> What is expected
Copy out the full listing that comes next, exactly.

> Records shown
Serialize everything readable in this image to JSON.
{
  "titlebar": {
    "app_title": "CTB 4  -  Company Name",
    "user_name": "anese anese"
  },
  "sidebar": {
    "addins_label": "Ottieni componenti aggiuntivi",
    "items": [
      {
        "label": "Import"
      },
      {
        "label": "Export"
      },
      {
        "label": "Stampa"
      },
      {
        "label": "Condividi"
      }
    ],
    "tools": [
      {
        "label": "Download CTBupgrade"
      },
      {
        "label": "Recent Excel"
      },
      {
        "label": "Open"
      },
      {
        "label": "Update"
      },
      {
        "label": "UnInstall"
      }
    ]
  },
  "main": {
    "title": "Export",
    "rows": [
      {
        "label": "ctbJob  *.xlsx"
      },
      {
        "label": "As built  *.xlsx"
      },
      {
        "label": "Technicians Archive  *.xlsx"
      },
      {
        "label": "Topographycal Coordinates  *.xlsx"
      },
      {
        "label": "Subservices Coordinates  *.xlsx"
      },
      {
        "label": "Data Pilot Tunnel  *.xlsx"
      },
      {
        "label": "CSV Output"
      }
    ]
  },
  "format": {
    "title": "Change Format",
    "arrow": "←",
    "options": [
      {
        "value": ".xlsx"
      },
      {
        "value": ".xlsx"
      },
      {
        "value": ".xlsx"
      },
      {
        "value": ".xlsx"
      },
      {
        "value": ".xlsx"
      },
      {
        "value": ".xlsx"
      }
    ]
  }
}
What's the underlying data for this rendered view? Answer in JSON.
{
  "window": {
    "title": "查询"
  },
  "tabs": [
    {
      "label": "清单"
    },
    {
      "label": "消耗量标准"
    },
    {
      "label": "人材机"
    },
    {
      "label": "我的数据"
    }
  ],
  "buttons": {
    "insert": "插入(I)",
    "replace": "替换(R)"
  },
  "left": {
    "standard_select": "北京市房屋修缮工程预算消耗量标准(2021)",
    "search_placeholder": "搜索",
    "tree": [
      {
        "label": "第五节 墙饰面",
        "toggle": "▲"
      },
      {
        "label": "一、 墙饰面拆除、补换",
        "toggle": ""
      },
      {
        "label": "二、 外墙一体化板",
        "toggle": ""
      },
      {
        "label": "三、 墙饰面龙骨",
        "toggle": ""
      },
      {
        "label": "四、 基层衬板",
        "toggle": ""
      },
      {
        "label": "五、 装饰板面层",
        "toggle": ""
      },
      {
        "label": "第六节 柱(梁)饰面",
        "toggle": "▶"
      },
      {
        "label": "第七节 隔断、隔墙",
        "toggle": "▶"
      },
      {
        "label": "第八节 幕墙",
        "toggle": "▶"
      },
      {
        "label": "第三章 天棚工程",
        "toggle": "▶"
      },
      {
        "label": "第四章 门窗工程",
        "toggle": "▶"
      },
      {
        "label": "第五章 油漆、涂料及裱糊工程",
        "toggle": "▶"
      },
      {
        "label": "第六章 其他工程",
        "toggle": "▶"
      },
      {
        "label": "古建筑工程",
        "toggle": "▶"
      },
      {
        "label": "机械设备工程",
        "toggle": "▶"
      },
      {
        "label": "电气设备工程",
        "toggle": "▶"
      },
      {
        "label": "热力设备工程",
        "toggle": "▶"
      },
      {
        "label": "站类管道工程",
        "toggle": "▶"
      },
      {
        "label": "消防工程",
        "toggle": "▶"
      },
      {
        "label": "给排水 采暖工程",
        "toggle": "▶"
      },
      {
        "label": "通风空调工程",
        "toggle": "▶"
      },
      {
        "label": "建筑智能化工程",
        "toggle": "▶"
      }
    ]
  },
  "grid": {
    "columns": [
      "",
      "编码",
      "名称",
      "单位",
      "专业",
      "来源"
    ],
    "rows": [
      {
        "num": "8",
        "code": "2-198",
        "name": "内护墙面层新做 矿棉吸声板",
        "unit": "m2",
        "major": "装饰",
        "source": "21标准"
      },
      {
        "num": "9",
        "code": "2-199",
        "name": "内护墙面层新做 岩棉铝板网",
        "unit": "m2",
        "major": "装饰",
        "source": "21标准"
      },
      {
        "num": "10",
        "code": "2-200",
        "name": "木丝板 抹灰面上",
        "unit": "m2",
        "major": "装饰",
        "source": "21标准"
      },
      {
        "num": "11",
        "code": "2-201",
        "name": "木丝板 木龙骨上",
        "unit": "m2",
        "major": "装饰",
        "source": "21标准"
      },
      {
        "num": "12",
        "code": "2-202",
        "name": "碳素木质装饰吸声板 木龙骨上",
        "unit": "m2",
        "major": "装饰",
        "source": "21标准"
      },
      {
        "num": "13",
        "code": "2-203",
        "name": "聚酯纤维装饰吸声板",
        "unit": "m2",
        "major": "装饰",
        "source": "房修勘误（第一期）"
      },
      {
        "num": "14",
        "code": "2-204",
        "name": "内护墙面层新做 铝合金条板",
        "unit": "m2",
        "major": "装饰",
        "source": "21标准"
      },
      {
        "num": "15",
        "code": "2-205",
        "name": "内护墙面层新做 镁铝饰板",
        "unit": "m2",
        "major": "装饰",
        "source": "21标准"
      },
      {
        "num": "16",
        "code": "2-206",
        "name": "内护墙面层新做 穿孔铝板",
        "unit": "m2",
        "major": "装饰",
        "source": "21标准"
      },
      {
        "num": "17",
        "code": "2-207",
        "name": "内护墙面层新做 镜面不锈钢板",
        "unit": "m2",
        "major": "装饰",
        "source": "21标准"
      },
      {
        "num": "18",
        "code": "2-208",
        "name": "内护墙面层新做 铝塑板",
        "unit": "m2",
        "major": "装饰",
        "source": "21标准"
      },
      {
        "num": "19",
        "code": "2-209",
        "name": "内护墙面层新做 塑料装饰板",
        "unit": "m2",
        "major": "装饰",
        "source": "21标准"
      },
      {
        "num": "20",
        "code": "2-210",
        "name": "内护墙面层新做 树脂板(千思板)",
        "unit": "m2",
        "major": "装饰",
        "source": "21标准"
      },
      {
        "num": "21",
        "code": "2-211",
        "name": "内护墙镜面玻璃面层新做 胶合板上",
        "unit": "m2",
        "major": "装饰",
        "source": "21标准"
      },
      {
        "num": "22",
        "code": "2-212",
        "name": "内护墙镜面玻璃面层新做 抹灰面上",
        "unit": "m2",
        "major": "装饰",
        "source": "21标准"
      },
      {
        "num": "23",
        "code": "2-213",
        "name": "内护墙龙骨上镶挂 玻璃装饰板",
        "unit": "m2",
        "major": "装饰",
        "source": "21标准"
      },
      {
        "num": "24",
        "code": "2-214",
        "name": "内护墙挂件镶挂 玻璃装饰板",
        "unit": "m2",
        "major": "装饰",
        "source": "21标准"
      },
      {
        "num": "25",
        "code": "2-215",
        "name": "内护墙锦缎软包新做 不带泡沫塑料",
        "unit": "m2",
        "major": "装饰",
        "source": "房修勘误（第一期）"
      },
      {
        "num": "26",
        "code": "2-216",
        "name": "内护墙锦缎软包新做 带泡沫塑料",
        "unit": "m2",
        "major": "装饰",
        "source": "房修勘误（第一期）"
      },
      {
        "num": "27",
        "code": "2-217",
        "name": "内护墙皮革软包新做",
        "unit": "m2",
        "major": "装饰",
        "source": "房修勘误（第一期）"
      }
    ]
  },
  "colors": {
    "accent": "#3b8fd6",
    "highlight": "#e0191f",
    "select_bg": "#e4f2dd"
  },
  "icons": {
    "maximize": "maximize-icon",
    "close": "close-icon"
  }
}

> Reply to the exercise
Serialize everything readable in this image to JSON.
{
  "titlebar": {
    "app_title": "CTB 4  -  Company Name",
    "user_name": "anese anese"
  },
  "sidebar": {
    "addins_label": "Ottieni componenti aggiuntivi",
    "items": [
      {
        "label": "Import"
      },
      {
        "label": "Export"
      },
      {
        "label": "Stampa"
      },
      {
        "label": "Condividi"
      }
    ],
    "tools": [
      {
        "label": "Download CTBupgrade"
      },
      {
        "label": "Recent Excel"
      },
      {
        "label": "Open"
      },
      {
        "label": "Update"
      },
      {
        "label": "UnInstall"
      }
    ]
  },
  "main": {
    "title": "Export",
    "rows": [
      {
        "label": "ctbJob  *.xlsx"
      },
      {
        "label": "As built  *.xlsx"
      },
      {
        "label": "Technicians Archive  *.xlsx"
      },
      {
        "label": "Topographycal Coordinates  *.xlsx"
      },
      {
        "label": "Subservices Coordinates  *.xlsx"
      },
      {
        "label": "Data Pilot Tunnel  *.xlsx"
      },
      {
        "label": "CSV Output"
      }
    ]
  },
  "format": {
    "title": "Change Format",
    "arrow": "←",
    "options": [
      {
        "value": ".xlsx"
      },
      {
        "value": ".xlsx"
      },
      {
        "value": ".xlsx"
      },
      {
        "value": ".xlsx"
      },
      {
        "value": ".xlsx"
      },
      {
        "value": ".xlsx"
      }
    ]
  }
}
What's the underlying data for this rendered view? Answer in JSON.
{
  "window": {
    "title": "查询"
  },
  "tabs": [
    {
      "label": "清单"
    },
    {
      "label": "消耗量标准"
    },
    {
      "label": "人材机"
    },
    {
      "label": "我的数据"
    }
  ],
  "buttons": {
    "insert": "插入(I)",
    "replace": "替换(R)"
  },
  "left": {
    "standard_select": "北京市房屋修缮工程预算消耗量标准(2021)",
    "search_placeholder": "搜索",
    "tree": [
      {
        "label": "第五节 墙饰面",
        "toggle": "▲"
      },
      {
        "label": "一、 墙饰面拆除、补换",
        "toggle": ""
      },
      {
        "label": "二、 外墙一体化板",
        "toggle": ""
      },
      {
        "label": "三、 墙饰面龙骨",
        "toggle": ""
      },
      {
        "label": "四、 基层衬板",
        "toggle": ""
      },
      {
        "label": "五、 装饰板面层",
        "toggle": ""
      },
      {
        "label": "第六节 柱(梁)饰面",
        "toggle": "▶"
      },
      {
        "label": "第七节 隔断、隔墙",
        "toggle": "▶"
      },
      {
        "label": "第八节 幕墙",
        "toggle": "▶"
      },
      {
        "label": "第三章 天棚工程",
        "toggle": "▶"
      },
      {
        "label": "第四章 门窗工程",
        "toggle": "▶"
      },
      {
        "label": "第五章 油漆、涂料及裱糊工程",
        "toggle": "▶"
      },
      {
        "label": "第六章 其他工程",
        "toggle": "▶"
      },
      {
        "label": "古建筑工程",
        "toggle": "▶"
      },
      {
        "label": "机械设备工程",
        "toggle": "▶"
      },
      {
        "label": "电气设备工程",
        "toggle": "▶"
      },
      {
        "label": "热力设备工程",
        "toggle": "▶"
      },
      {
        "label": "站类管道工程",
        "toggle": "▶"
      },
      {
        "label": "消防工程",
        "toggle": "▶"
      },
      {
        "label": "给排水 采暖工程",
        "toggle": "▶"
      },
      {
        "label": "通风空调工程",
        "toggle": "▶"
      },
      {
        "label": "建筑智能化工程",
        "toggle": "▶"
      }
    ]
  },
  "grid": {
    "columns": [
      "",
      "编码",
      "名称",
      "单位",
      "专业",
      "来源"
    ],
    "rows": [
      {
        "num": "8",
        "code": "2-198",
        "name": "内护墙面层新做 矿棉吸声板",
        "unit": "m2",
        "major": "装饰",
        "source": "21标准"
      },
      {
        "num": "9",
        "code": "2-199",
        "name": "内护墙面层新做 岩棉铝板网",
        "unit": "m2",
        "major": "装饰",
        "source": "21标准"
      },
      {
        "num": "10",
        "code": "2-200",
        "name": "木丝板 抹灰面上",
        "unit": "m2",
        "major": "装饰",
        "source": "21标准"
      },
      {
        "num": "11",
        "code": "2-201",
        "name": "木丝板 木龙骨上",
        "unit": "m2",
        "major": "装饰",
        "source": "21标准"
      },
      {
        "num": "12",
        "code": "2-202",
        "name": "碳素木质装饰吸声板 木龙骨上",
        "unit": "m2",
        "major": "装饰",
        "source": "21标准"
      },
      {
        "num": "13",
        "code": "2-203",
        "name": "聚酯纤维装饰吸声板",
        "unit": "m2",
        "major": "装饰",
        "source": "房修勘误（第一期）"
      },
      {
        "num": "14",
        "code": "2-204",
        "name": "内护墙面层新做 铝合金条板",
        "unit": "m2",
        "major": "装饰",
        "source": "21标准"
      },
      {
        "num": "15",
        "code": "2-205",
        "name": "内护墙面层新做 镁铝饰板",
        "unit": "m2",
        "major": "装饰",
        "source": "21标准"
      },
      {
        "num": "16",
        "code": "2-206",
        "name": "内护墙面层新做 穿孔铝板",
        "unit": "m2",
        "major": "装饰",
        "source": "21标准"
      },
      {
        "num": "17",
        "code": "2-207",
        "name": "内护墙面层新做 镜面不锈钢板",
        "unit": "m2",
        "major": "装饰",
        "source": "21标准"
      },
      {
        "num": "18",
        "code": "2-208",
        "name": "内护墙面层新做 铝塑板",
        "unit": "m2",
        "major": "装饰",
        "source": "21标准"
      },
      {
        "num": "19",
        "code": "2-209",
        "name": "内护墙面层新做 塑料装饰板",
        "unit": "m2",
        "major": "装饰",
        "source": "21标准"
      },
      {
        "num": "20",
        "code": "2-210",
        "name": "内护墙面层新做 树脂板(千思板)",
        "unit": "m2",
        "major": "装饰",
        "source": "21标准"
      },
      {
        "num": "21",
        "code": "2-211",
        "name": "内护墙镜面玻璃面层新做 胶合板上",
        "unit": "m2",
        "major": "装饰",
        "source": "21标准"
      },
      {
        "num": "22",
        "code": "2-212",
        "name": "内护墙镜面玻璃面层新做 抹灰面上",
        "unit": "m2",
        "major": "装饰",
        "source": "21标准"
      },
      {
        "num": "23",
        "code": "2-213",
        "name": "内护墙龙骨上镶挂 玻璃装饰板",
        "unit": "m2",
        "major": "装饰",
        "source": "21标准"
      },
      {
        "num": "24",
        "code": "2-214",
        "name": "内护墙挂件镶挂 玻璃装饰板",
        "unit": "m2",
        "major": "装饰",
        "source": "21标准"
      },
      {
        "num": "25",
        "code": "2-215",
        "name": "内护墙锦缎软包新做 不带泡沫塑料",
        "unit": "m2",
        "major": "装饰",
        "source": "房修勘误（第一期）"
      },
      {
        "num": "26",
        "code": "2-216",
        "name": "内护墙锦缎软包新做 带泡沫塑料",
        "unit": "m2",
        "major": "装饰",
        "source": "房修勘误（第一期）"
      },
      {
        "num": "27",
        "code": "2-217",
        "name": "内护墙皮革软包新做",
        "unit": "m2",
        "major": "装饰",
        "source": "房修勘误（第一期）"
      }
    ]
  },
  "colors": {
    "accent": "#3b8fd6",
    "highlight": "#e0191f",
    "select_bg": "#e4f2dd"
  },
  "icons": {
    "maximize": "maximize-icon",
    "close": "close-icon"
  }
}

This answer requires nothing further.